--- Material provided ---
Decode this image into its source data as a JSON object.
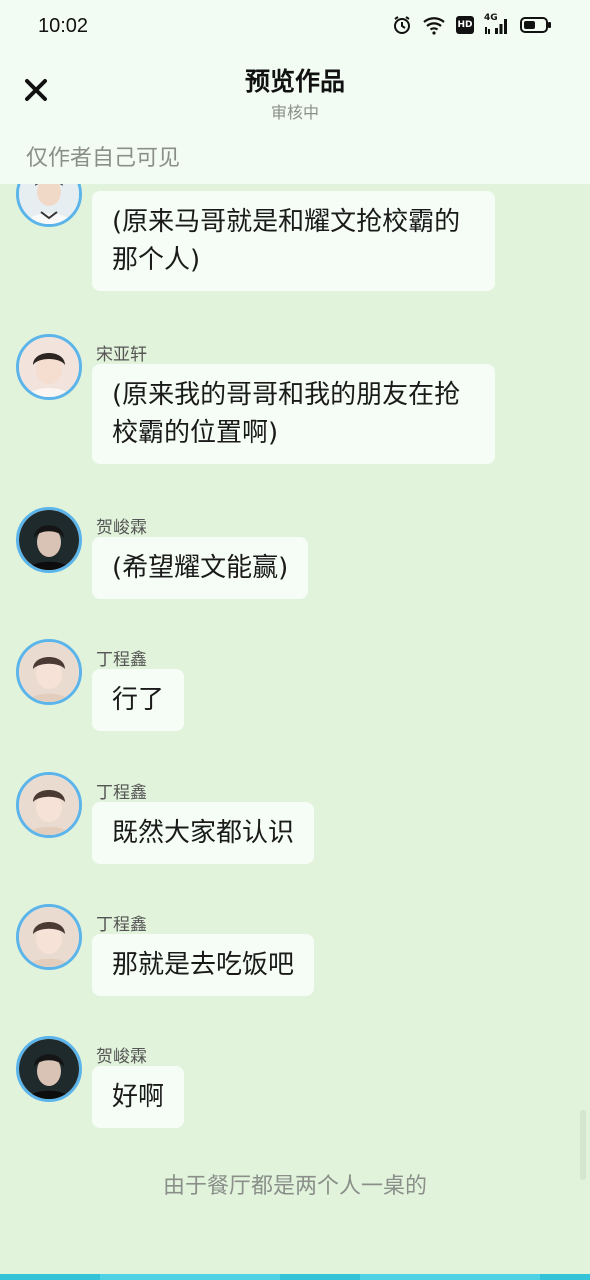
{
  "status_bar": {
    "time": "10:02",
    "network_label": "4G",
    "hd_label": "HD"
  },
  "header": {
    "title": "预览作品",
    "subtitle": "审核中"
  },
  "notice": {
    "text": "仅作者自己可见"
  },
  "messages": [
    {
      "name": "",
      "text": "(原来马哥就是和耀文抢校霸的那个人)",
      "avatar": "boy-white-shirt"
    },
    {
      "name": "宋亚轩",
      "text": "(原来我的哥哥和我的朋友在抢校霸的位置啊)",
      "avatar": "boy-pink-bg"
    },
    {
      "name": "贺峻霖",
      "text": "(希望耀文能赢)",
      "avatar": "boy-dark"
    },
    {
      "name": "丁程鑫",
      "text": "行了",
      "avatar": "boy-beige"
    },
    {
      "name": "丁程鑫",
      "text": "既然大家都认识",
      "avatar": "boy-beige"
    },
    {
      "name": "丁程鑫",
      "text": "那就是去吃饭吧",
      "avatar": "boy-beige"
    },
    {
      "name": "贺峻霖",
      "text": "好啊",
      "avatar": "boy-dark"
    }
  ],
  "narration": {
    "text": "由于餐厅都是两个人一桌的"
  },
  "colors": {
    "background": "#e2f3dc",
    "header_bg": "#f3fcf3",
    "bubble_bg": "#f6fdf6",
    "avatar_ring": "#5bb4ea",
    "bottom_accent": "#33c3d9"
  }
}
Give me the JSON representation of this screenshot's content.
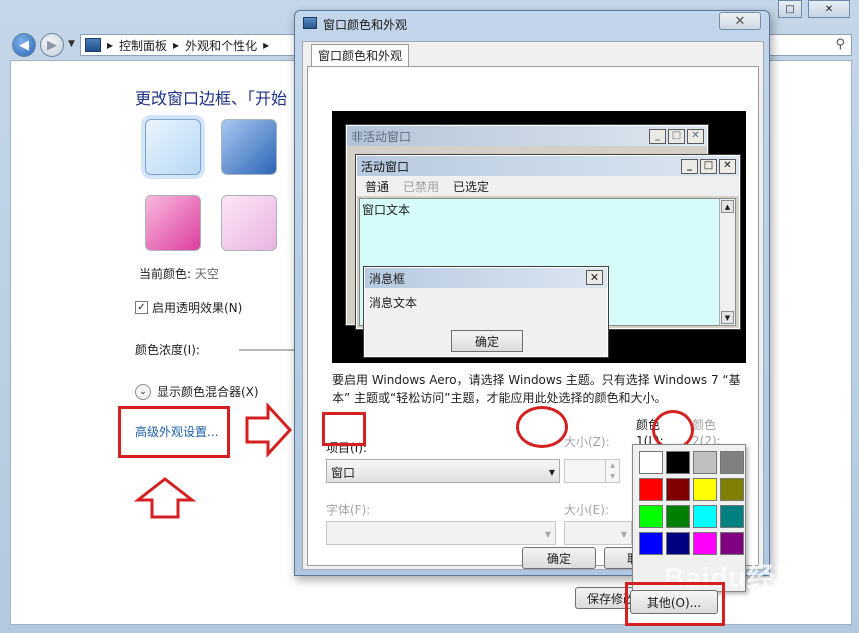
{
  "explorer": {
    "breadcrumb_1": "控制面板",
    "breadcrumb_2": "外观和个性化",
    "heading": "更改窗口边框、「开始",
    "current_color_label": "当前颜色:",
    "current_color_value": "天空",
    "transparency_label": "启用透明效果(N)",
    "transparency_checked": "✓",
    "intensity_label": "颜色浓度(I):",
    "mixer_label": "显示颜色混合器(X)",
    "advanced_link": "高级外观设置...",
    "save_button": "保存修改"
  },
  "dialog": {
    "title": "窗口颜色和外观",
    "tab": "窗口颜色和外观",
    "preview": {
      "inactive_title": "非活动窗口",
      "active_title": "活动窗口",
      "menu_normal": "普通",
      "menu_disabled": "已禁用",
      "menu_selected": "已选定",
      "window_text": "窗口文本",
      "msgbox_title": "消息框",
      "msgbox_text": "消息文本",
      "msgbox_ok": "确定"
    },
    "description": "要启用 Windows Aero，请选择 Windows 主题。只有选择 Windows 7 “基本” 主题或“轻松访问”主题，才能应用此处选择的颜色和大小。",
    "item_label": "项目(I):",
    "item_value": "窗口",
    "size_label": "大小(Z):",
    "color1_label_a": "颜色",
    "color1_label_b": "1(L):",
    "color2_label_a": "颜色",
    "color2_label_b": "2(2):",
    "font_label": "字体(F):",
    "font_size_label": "大小(E):",
    "ok_button": "确定",
    "cancel_button_partial": "取"
  },
  "palette": {
    "colors": [
      "#ffffff",
      "#000000",
      "#c0c0c0",
      "#808080",
      "#ff0000",
      "#800000",
      "#ffff00",
      "#808000",
      "#00ff00",
      "#008000",
      "#00ffff",
      "#008080",
      "#0000ff",
      "#000080",
      "#ff00ff",
      "#800080"
    ],
    "other_button": "其他(O)..."
  },
  "watermark": "Baidu经验",
  "accent_colors": {
    "annotation_red": "#d42020",
    "window_text_bg": "#d5fbfb"
  }
}
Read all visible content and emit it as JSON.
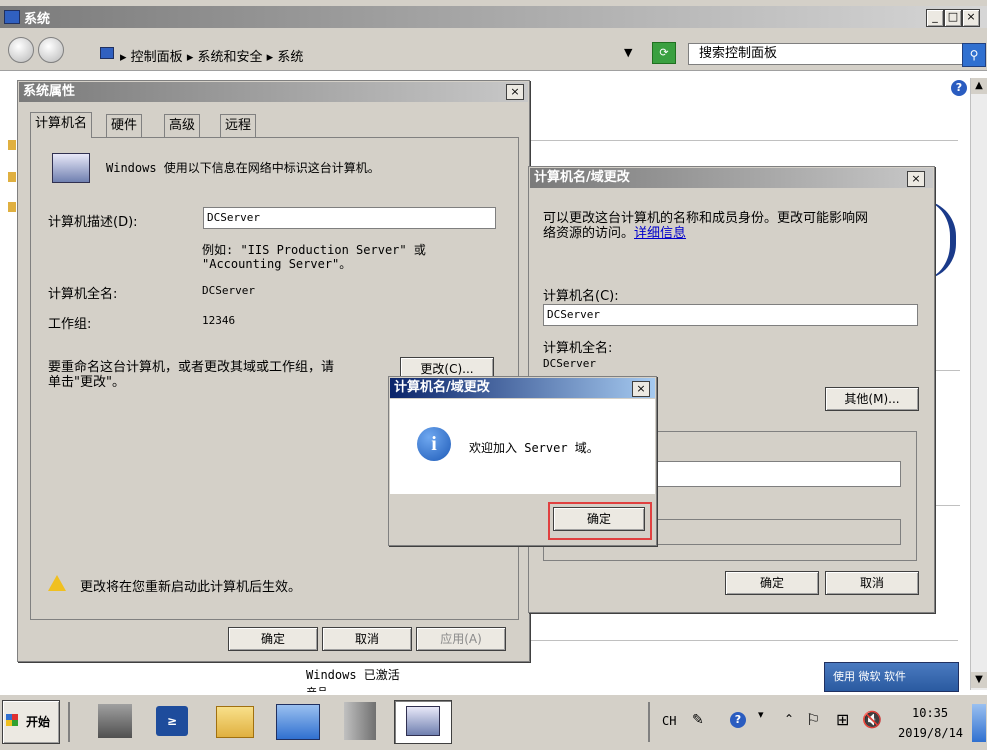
{
  "window": {
    "title": "系统",
    "min": "_",
    "max": "□",
    "close": "×"
  },
  "breadcrumb": {
    "items": [
      "控制面板",
      "系统和安全",
      "系统"
    ]
  },
  "search": {
    "placeholder": "搜索控制面板"
  },
  "bg": {
    "activation": "Windows 已激活",
    "partial": "产品",
    "genuine_badge": "使用 微软 软件"
  },
  "sysprops": {
    "title": "系统属性",
    "tabs": [
      "计算机名",
      "硬件",
      "高级",
      "远程"
    ],
    "intro": "Windows 使用以下信息在网络中标识这台计算机。",
    "desc_label": "计算机描述(D):",
    "desc_value": "DCServer",
    "example_line1": "例如: \"IIS Production Server\" 或",
    "example_line2": "\"Accounting Server\"。",
    "fullname_label": "计算机全名:",
    "fullname_value": "DCServer",
    "workgroup_label": "工作组:",
    "workgroup_value": "12346",
    "rename_line1": "要重命名这台计算机，或者更改其域或工作组，请",
    "rename_line2": "单击\"更改\"。",
    "change_button": "更改(C)...",
    "warning": "更改将在您重新启动此计算机后生效。",
    "ok": "确定",
    "cancel": "取消",
    "apply": "应用(A)"
  },
  "namechange": {
    "title": "计算机名/域更改",
    "intro_line1": "可以更改这台计算机的名称和成员身份。更改可能影响网",
    "intro_line2": "络资源的访问。",
    "details_link": "详细信息",
    "name_label": "计算机名(C):",
    "name_value": "DCServer",
    "fullname_label": "计算机全名:",
    "fullname_value": "DCServer",
    "more_button": "其他(M)...",
    "ok": "确定",
    "cancel": "取消"
  },
  "msgbox": {
    "title": "计算机名/域更改",
    "message": "欢迎加入 Server 域。",
    "ok": "确定"
  },
  "taskbar": {
    "start": "开始",
    "lang": "CH",
    "time": "10:35",
    "date": "2019/8/14"
  },
  "colors": {
    "titlebar_active": "#0a246a",
    "titlebar_inactive": "#808080",
    "info_icon": "#1e5bb8",
    "highlight_border": "#e04040"
  }
}
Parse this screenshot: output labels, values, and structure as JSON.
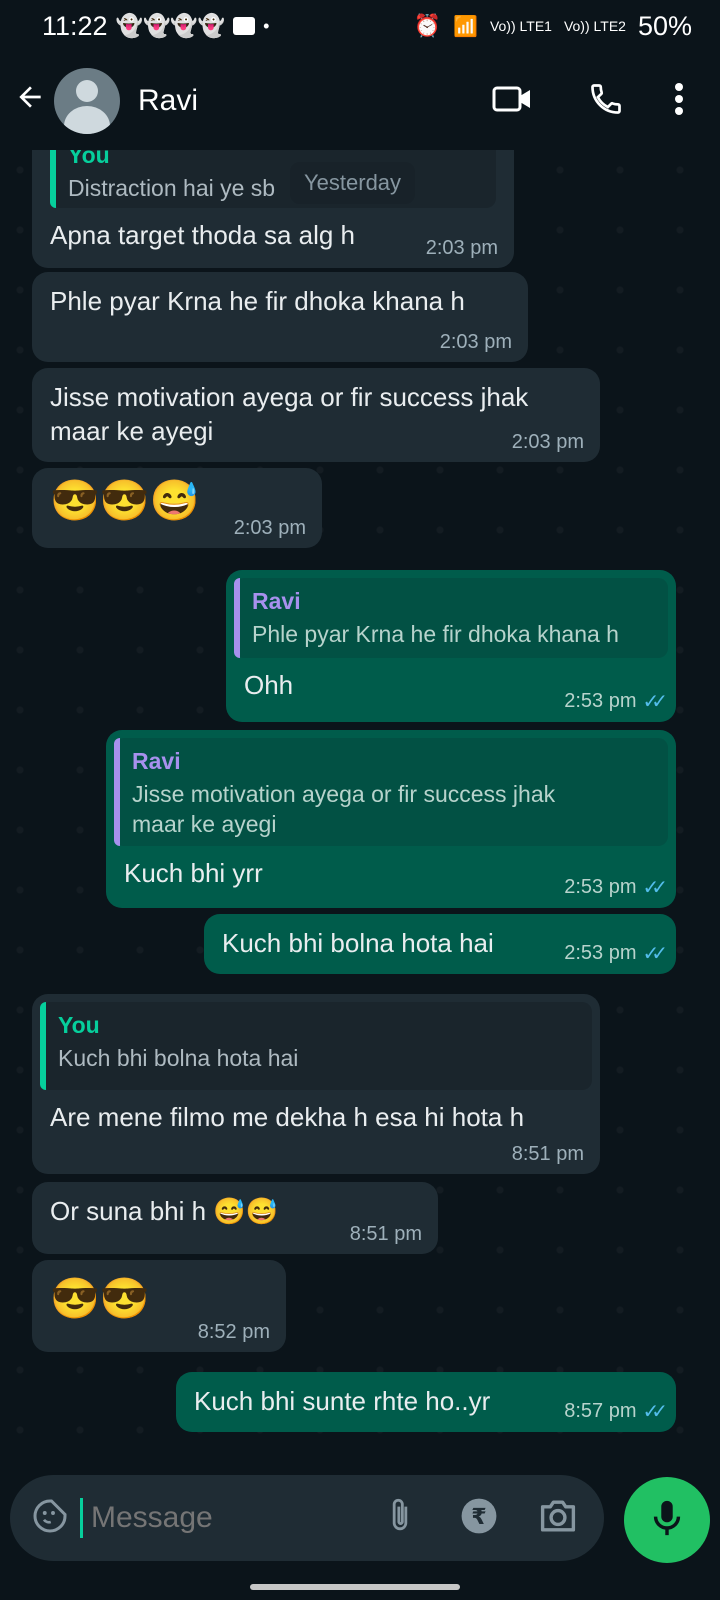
{
  "status_bar": {
    "time": "11:22",
    "network1": "Vo)) LTE1",
    "network2": "Vo)) LTE2",
    "battery": "50%"
  },
  "header": {
    "contact_name": "Ravi"
  },
  "date_chip": "Yesterday",
  "messages": [
    {
      "quote_name": "You",
      "quote_text": "Distraction hai ye sb",
      "text": "Apna target thoda sa alg h",
      "time": "2:03 pm"
    },
    {
      "text": "Phle pyar Krna he fir dhoka khana h",
      "time": "2:03 pm"
    },
    {
      "text": "Jisse motivation ayega or fir success jhak maar ke ayegi",
      "time": "2:03 pm"
    },
    {
      "text": "😎😎😅",
      "time": "2:03 pm"
    },
    {
      "quote_name": "Ravi",
      "quote_text": "Phle pyar Krna he fir dhoka khana h",
      "text": "Ohh",
      "time": "2:53 pm"
    },
    {
      "quote_name": "Ravi",
      "quote_text": "Jisse motivation ayega or fir success jhak maar ke ayegi",
      "text": "Kuch bhi yrr",
      "time": "2:53 pm"
    },
    {
      "text": "Kuch bhi bolna hota hai",
      "time": "2:53 pm"
    },
    {
      "quote_name": "You",
      "quote_text": "Kuch bhi bolna hota hai",
      "text": "Are mene filmo me dekha h esa hi hota h",
      "time": "8:51 pm"
    },
    {
      "text": "Or suna bhi h 😅😅",
      "time": "8:51 pm"
    },
    {
      "text": "😎😎",
      "time": "8:52 pm"
    },
    {
      "text": "Kuch bhi sunte rhte ho..yr",
      "time": "8:57 pm"
    }
  ],
  "input": {
    "placeholder": "Message"
  },
  "icons": {
    "back": "arrow-left-icon",
    "video": "video-call-icon",
    "call": "phone-icon",
    "menu": "more-vert-icon",
    "emoji": "sticker-icon",
    "attach": "paperclip-icon",
    "rupee": "rupee-payment-icon",
    "camera": "camera-icon",
    "mic": "mic-icon"
  },
  "colors": {
    "incoming": "#1f2c34",
    "outgoing": "#005c4b",
    "accent": "#21c063",
    "read_ticks": "#53bdeb"
  }
}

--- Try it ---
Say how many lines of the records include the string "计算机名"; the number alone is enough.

--- Task answer ---
4